App and web page records
- - - - -

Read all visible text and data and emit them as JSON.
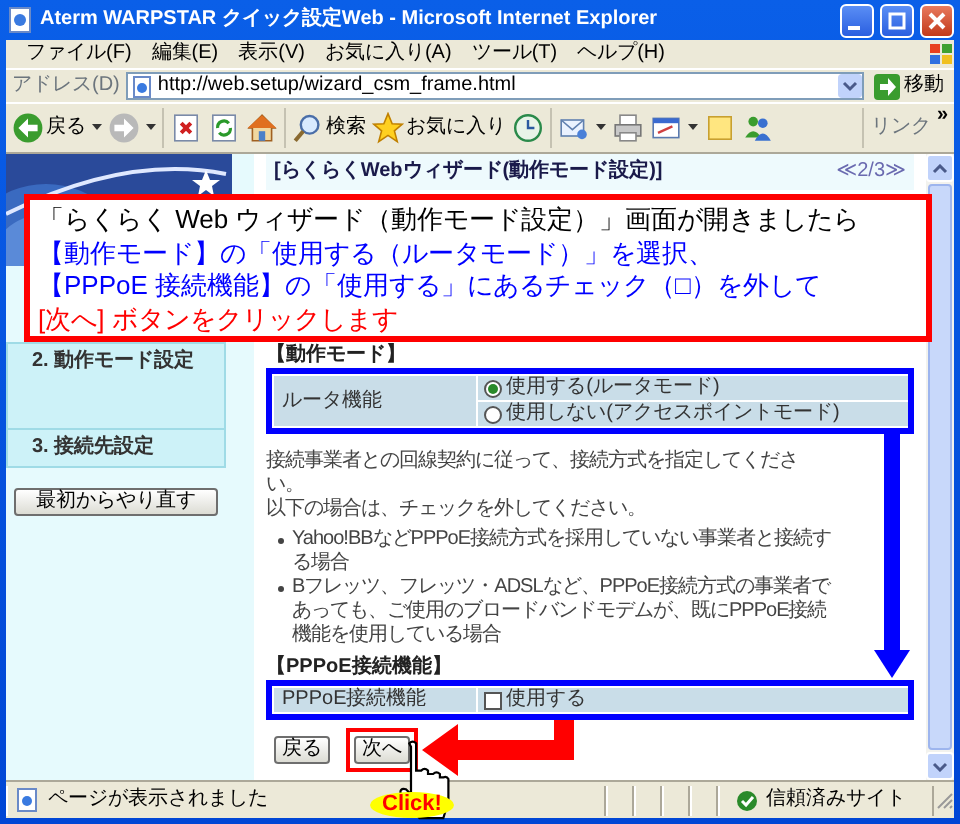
{
  "window": {
    "title": "Aterm WARPSTAR クイック設定Web - Microsoft Internet Explorer"
  },
  "menu": [
    "ファイル(F)",
    "編集(E)",
    "表示(V)",
    "お気に入り(A)",
    "ツール(T)",
    "ヘルプ(H)"
  ],
  "address": {
    "label": "アドレス(D)",
    "value": "http://web.setup/wizard_csm_frame.html",
    "go": "移動"
  },
  "toolbar": [
    {
      "kind": "back",
      "label": "戻る"
    },
    {
      "kind": "forward"
    },
    {
      "kind": "stop"
    },
    {
      "kind": "refresh"
    },
    {
      "kind": "home"
    },
    {
      "kind": "search",
      "label": "検索"
    },
    {
      "kind": "favorites",
      "label": "お気に入り"
    },
    {
      "kind": "history"
    },
    {
      "kind": "mail"
    },
    {
      "kind": "print"
    },
    {
      "kind": "edit"
    },
    {
      "kind": "note"
    },
    {
      "kind": "messenger"
    }
  ],
  "links": {
    "label": "リンク",
    "more": "»"
  },
  "sidebar": {
    "items": [
      "2. 動作モード設定",
      "3. 接続先設定"
    ],
    "restart": "最初からやり直す"
  },
  "main": {
    "title": "[らくらくWebウィザード(動作モード設定)]",
    "page": "≪2/3≫",
    "mode_heading": "【動作モード】",
    "router": {
      "label": "ルータ機能",
      "options": [
        {
          "label": "使用する(ルータモード)",
          "selected": true
        },
        {
          "label": "使用しない(アクセスポイントモード)",
          "selected": false
        }
      ]
    },
    "notes": [
      "接続事業者との回線契約に従って、接続方式を指定してください。",
      "以下の場合は、チェックを外してください。"
    ],
    "bullets": [
      "Yahoo!BBなどPPPoE接続方式を採用していない事業者と接続する場合",
      "Bフレッツ、フレッツ・ADSLなど、PPPoE接続方式の事業者であっても、ご使用のブロードバンドモデムが、既にPPPoE接続機能を使用している場合"
    ],
    "pppoe_heading": "【PPPoE接続機能】",
    "pppoe": {
      "label": "PPPoE接続機能",
      "option": "使用する",
      "checked": false
    },
    "buttons": [
      {
        "label": "戻る",
        "highlighted": false
      },
      {
        "label": "次へ",
        "highlighted": true
      }
    ]
  },
  "callout": [
    {
      "text": "「らくらく Web ウィザード（動作モード設定）」画面が開きましたら",
      "color": "#000000"
    },
    {
      "text": "【動作モード】の「使用する（ルータモード）」を選択、",
      "color": "#0000ff"
    },
    {
      "text": "【PPPoE 接続機能】の「使用する」にあるチェック（□）を外して",
      "color": "#0000ff"
    },
    {
      "text": "[次へ] ボタンをクリックします",
      "color": "#ff0000"
    }
  ],
  "click_label": "Click!",
  "status_bar": {
    "text": "ページが表示されました",
    "zone": "信頼済みサイト"
  }
}
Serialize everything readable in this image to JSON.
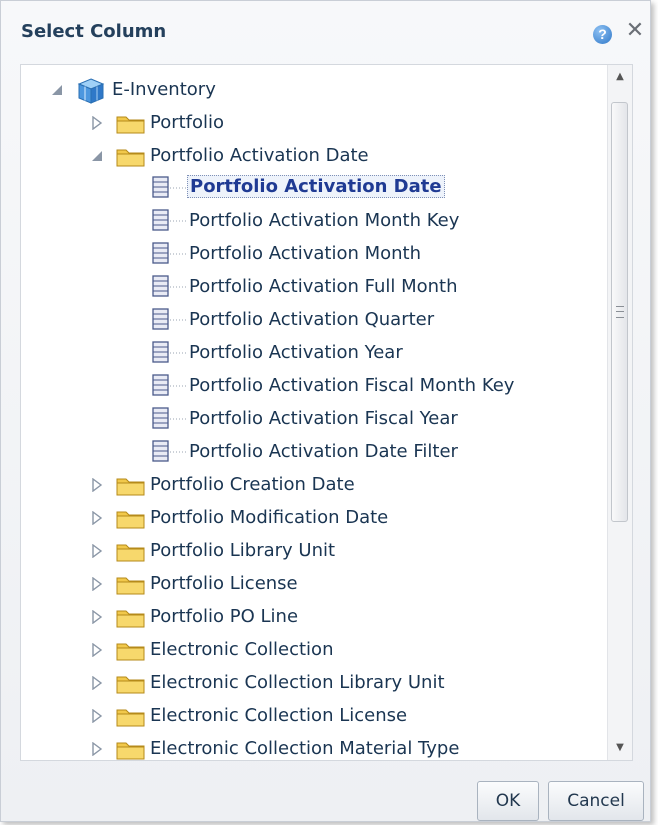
{
  "dialog": {
    "title": "Select Column",
    "help_icon_glyph": "?",
    "close_icon_glyph": "✕"
  },
  "tree": {
    "root": {
      "label": "E-Inventory",
      "icon": "cube-icon",
      "expanded": true
    },
    "folders_before": [
      {
        "label": "Portfolio",
        "expanded": false
      }
    ],
    "expanded_folder": {
      "label": "Portfolio Activation Date",
      "expanded": true,
      "columns": [
        {
          "label": "Portfolio Activation Date",
          "selected": true
        },
        {
          "label": "Portfolio Activation Month Key",
          "selected": false
        },
        {
          "label": "Portfolio Activation Month",
          "selected": false
        },
        {
          "label": "Portfolio Activation Full Month",
          "selected": false
        },
        {
          "label": "Portfolio Activation Quarter",
          "selected": false
        },
        {
          "label": "Portfolio Activation Year",
          "selected": false
        },
        {
          "label": "Portfolio Activation Fiscal Month Key",
          "selected": false
        },
        {
          "label": "Portfolio Activation Fiscal Year",
          "selected": false
        },
        {
          "label": "Portfolio Activation Date Filter",
          "selected": false
        }
      ]
    },
    "folders_after": [
      {
        "label": "Portfolio Creation Date",
        "expanded": false
      },
      {
        "label": "Portfolio Modification Date",
        "expanded": false
      },
      {
        "label": "Portfolio Library Unit",
        "expanded": false
      },
      {
        "label": "Portfolio License",
        "expanded": false
      },
      {
        "label": "Portfolio PO Line",
        "expanded": false
      },
      {
        "label": "Electronic Collection",
        "expanded": false
      },
      {
        "label": "Electronic Collection Library Unit",
        "expanded": false
      },
      {
        "label": "Electronic Collection License",
        "expanded": false
      },
      {
        "label": "Electronic Collection Material Type",
        "expanded": false
      }
    ]
  },
  "scrollbar": {
    "grip_glyph": "≡"
  },
  "buttons": {
    "ok_label": "OK",
    "cancel_label": "Cancel"
  },
  "colors": {
    "title": "#24405c",
    "text": "#1a3552",
    "selected_text": "#1f3a93",
    "folder": "#f1c84b"
  }
}
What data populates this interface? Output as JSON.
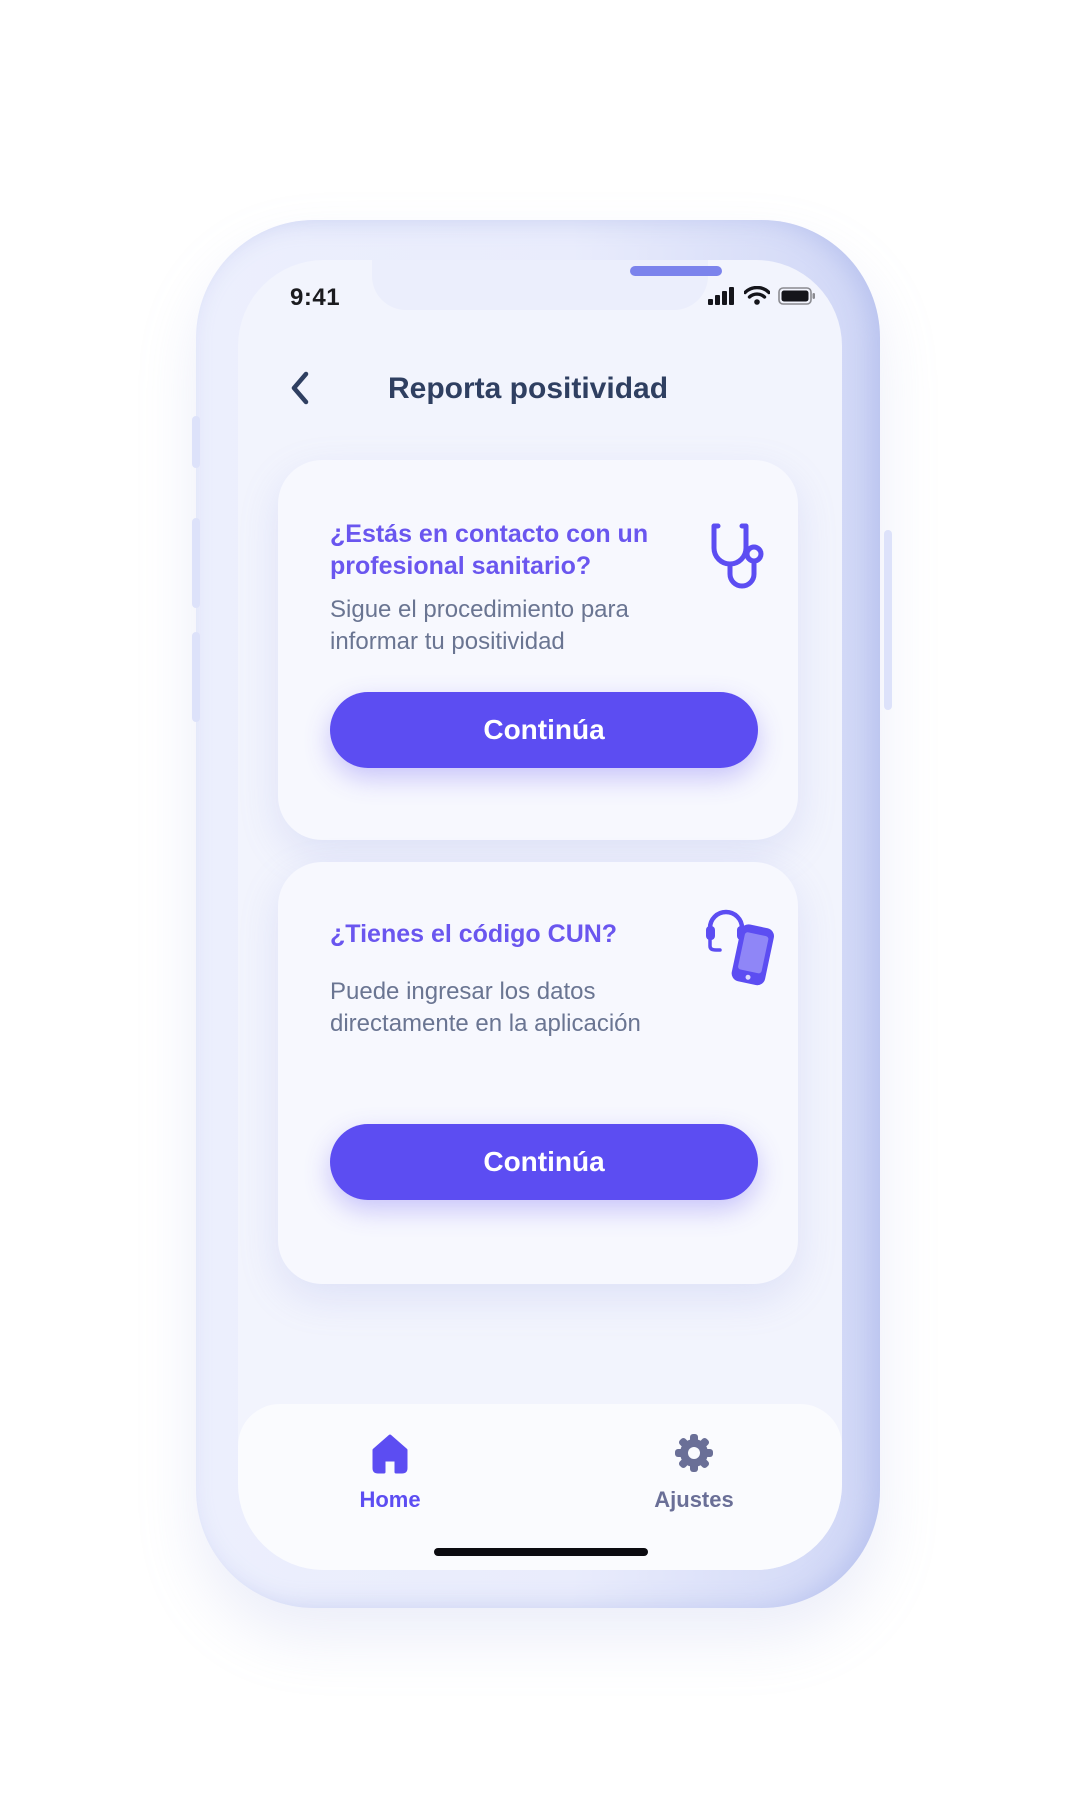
{
  "status_bar": {
    "time": "9:41",
    "icons": [
      "signal-icon",
      "wifi-icon",
      "battery-icon"
    ]
  },
  "header": {
    "back_icon": "chevron-left-icon",
    "title": "Reporta positividad"
  },
  "cards": [
    {
      "title": "¿Estás en contacto con un profesional sanitario?",
      "description": "Sigue el procedimiento para informar tu positividad",
      "icon": "stethoscope-icon",
      "button_label": "Continúa"
    },
    {
      "title": "¿Tienes el código CUN?",
      "description": "Puede ingresar los datos directamente en la aplicación",
      "icon": "phone-support-icon",
      "button_label": "Continúa"
    }
  ],
  "tabbar": {
    "home": {
      "label": "Home",
      "icon": "home-icon",
      "active": true
    },
    "settings": {
      "label": "Ajustes",
      "icon": "gear-icon",
      "active": false
    }
  },
  "colors": {
    "accent": "#5c4df2",
    "title_text": "#2f3f61",
    "card_title": "#6a56ef",
    "body_text": "#6a7592",
    "inactive_tab": "#6a6f97",
    "background": "#f2f4fd"
  }
}
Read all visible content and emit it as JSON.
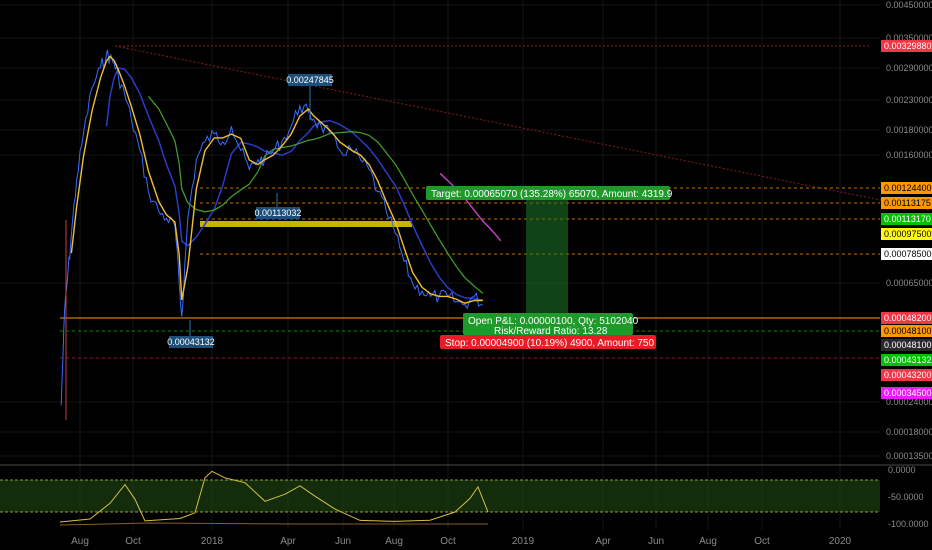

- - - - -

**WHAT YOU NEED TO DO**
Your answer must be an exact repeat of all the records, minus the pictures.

**FINAL ANSWER**
Read all visible text and data and emit them as JSON.
{
  "window": {
    "title": "Aterm WARPSTAR クイック設定Web - Microsoft Internet Explorer"
  },
  "menu": [
    "ファイル(F)",
    "編集(E)",
    "表示(V)",
    "お気に入り(A)",
    "ツール(T)",
    "ヘルプ(H)"
  ],
  "address": {
    "label": "アドレス(D)",
    "value": "http://web.setup/wizard_csm_frame.html",
    "go": "移動"
  },
  "toolbar": [
    {
      "kind": "back",
      "label": "戻る"
    },
    {
      "kind": "forward"
    },
    {
      "kind": "stop"
    },
    {
      "kind": "refresh"
    },
    {
      "kind": "home"
    },
    {
      "kind": "search",
      "label": "検索"
    },
    {
      "kind": "favorites",
      "label": "お気に入り"
    },
    {
      "kind": "history"
    },
    {
      "kind": "mail"
    },
    {
      "kind": "print"
    },
    {
      "kind": "edit"
    },
    {
      "kind": "note"
    },
    {
      "kind": "messenger"
    }
  ],
  "links": {
    "label": "リンク",
    "more": "»"
  },
  "sidebar": {
    "items": [
      "2. 動作モード設定",
      "3. 接続先設定"
    ],
    "restart": "最初からやり直す"
  },
  "main": {
    "title": "[らくらくWebウィザード(動作モード設定)]",
    "page": "≪2/3≫",
    "mode_heading": "【動作モード】",
    "router": {
      "label": "ルータ機能",
      "options": [
        {
          "label": "使用する(ルータモード)",
          "selected": true
        },
        {
          "label": "使用しない(アクセスポイントモード)",
          "selected": false
        }
      ]
    },
    "notes": [
      "接続事業者との回線契約に従って、接続方式を指定してください。",
      "以下の場合は、チェックを外してください。"
    ],
    "bullets": [
      "Yahoo!BBなどPPPoE接続方式を採用していない事業者と接続する場合",
      "Bフレッツ、フレッツ・ADSLなど、PPPoE接続方式の事業者であっても、ご使用のブロードバンドモデムが、既にPPPoE接続機能を使用している場合"
    ],
    "pppoe_heading": "【PPPoE接続機能】",
    "pppoe": {
      "label": "PPPoE接続機能",
      "option": "使用する",
      "checked": false
    },
    "buttons": [
      {
        "label": "戻る",
        "highlighted": false
      },
      {
        "label": "次へ",
        "highlighted": true
      }
    ]
  },
  "callout": [
    {
      "text": "「らくらく Web ウィザード（動作モード設定）」画面が開きましたら",
      "color": "#000000"
    },
    {
      "text": "【動作モード】の「使用する（ルータモード）」を選択、",
      "color": "#0000ff"
    },
    {
      "text": "【PPPoE 接続機能】の「使用する」にあるチェック（□）を外して",
      "color": "#0000ff"
    },
    {
      "text": "[次へ] ボタンをクリックします",
      "color": "#ff0000"
    }
  ],
  "click_label": "Click!",
  "status_bar": {
    "text": "ページが表示されました",
    "zone": "信頼済みサイト"
  }
}
Serialize everything readable in this image to JSON.
{
  "dialog": {
    "title": "Select Column",
    "help_icon_glyph": "?",
    "close_icon_glyph": "✕"
  },
  "tree": {
    "root": {
      "label": "E-Inventory",
      "icon": "cube-icon",
      "expanded": true
    },
    "folders_before": [
      {
        "label": "Portfolio",
        "expanded": false
      }
    ],
    "expanded_folder": {
      "label": "Portfolio Activation Date",
      "expanded": true,
      "columns": [
        {
          "label": "Portfolio Activation Date",
          "selected": true
        },
        {
          "label": "Portfolio Activation Month Key",
          "selected": false
        },
        {
          "label": "Portfolio Activation Month",
          "selected": false
        },
        {
          "label": "Portfolio Activation Full Month",
          "selected": false
        },
        {
          "label": "Portfolio Activation Quarter",
          "selected": false
        },
        {
          "label": "Portfolio Activation Year",
          "selected": false
        },
        {
          "label": "Portfolio Activation Fiscal Month Key",
          "selected": false
        },
        {
          "label": "Portfolio Activation Fiscal Year",
          "selected": false
        },
        {
          "label": "Portfolio Activation Date Filter",
          "selected": false
        }
      ]
    },
    "folders_after": [
      {
        "label": "Portfolio Creation Date",
        "expanded": false
      },
      {
        "label": "Portfolio Modification Date",
        "expanded": false
      },
      {
        "label": "Portfolio Library Unit",
        "expanded": false
      },
      {
        "label": "Portfolio License",
        "expanded": false
      },
      {
        "label": "Portfolio PO Line",
        "expanded": false
      },
      {
        "label": "Electronic Collection",
        "expanded": false
      },
      {
        "label": "Electronic Collection Library Unit",
        "expanded": false
      },
      {
        "label": "Electronic Collection License",
        "expanded": false
      },
      {
        "label": "Electronic Collection Material Type",
        "expanded": false
      }
    ]
  },
  "scrollbar": {
    "grip_glyph": "≡"
  },
  "buttons": {
    "ok_label": "OK",
    "cancel_label": "Cancel"
  },
  "colors": {
    "title": "#24405c",
    "text": "#1a3552",
    "selected_text": "#1f3a93",
    "folder": "#f1c84b"
  }
}
What data populates this interface? Output as JSON.
{
  "status_bar": {
    "time": "9:41",
    "icons": [
      "signal-icon",
      "wifi-icon",
      "battery-icon"
    ]
  },
  "header": {
    "back_icon": "chevron-left-icon",
    "title": "Reporta positividad"
  },
  "cards": [
    {
      "title": "¿Estás en contacto con un profesional sanitario?",
      "description": "Sigue el procedimiento para informar tu positividad",
      "icon": "stethoscope-icon",
      "button_label": "Continúa"
    },
    {
      "title": "¿Tienes el código CUN?",
      "description": "Puede ingresar los datos directamente en la aplicación",
      "icon": "phone-support-icon",
      "button_label": "Continúa"
    }
  ],
  "tabbar": {
    "home": {
      "label": "Home",
      "icon": "home-icon",
      "active": true
    },
    "settings": {
      "label": "Ajustes",
      "icon": "gear-icon",
      "active": false
    }
  },
  "colors": {
    "accent": "#5c4df2",
    "title_text": "#2f3f61",
    "card_title": "#6a56ef",
    "body_text": "#6a7592",
    "inactive_tab": "#6a6f97",
    "background": "#f2f4fd"
  }
}
Read all visible content and emit it as JSON.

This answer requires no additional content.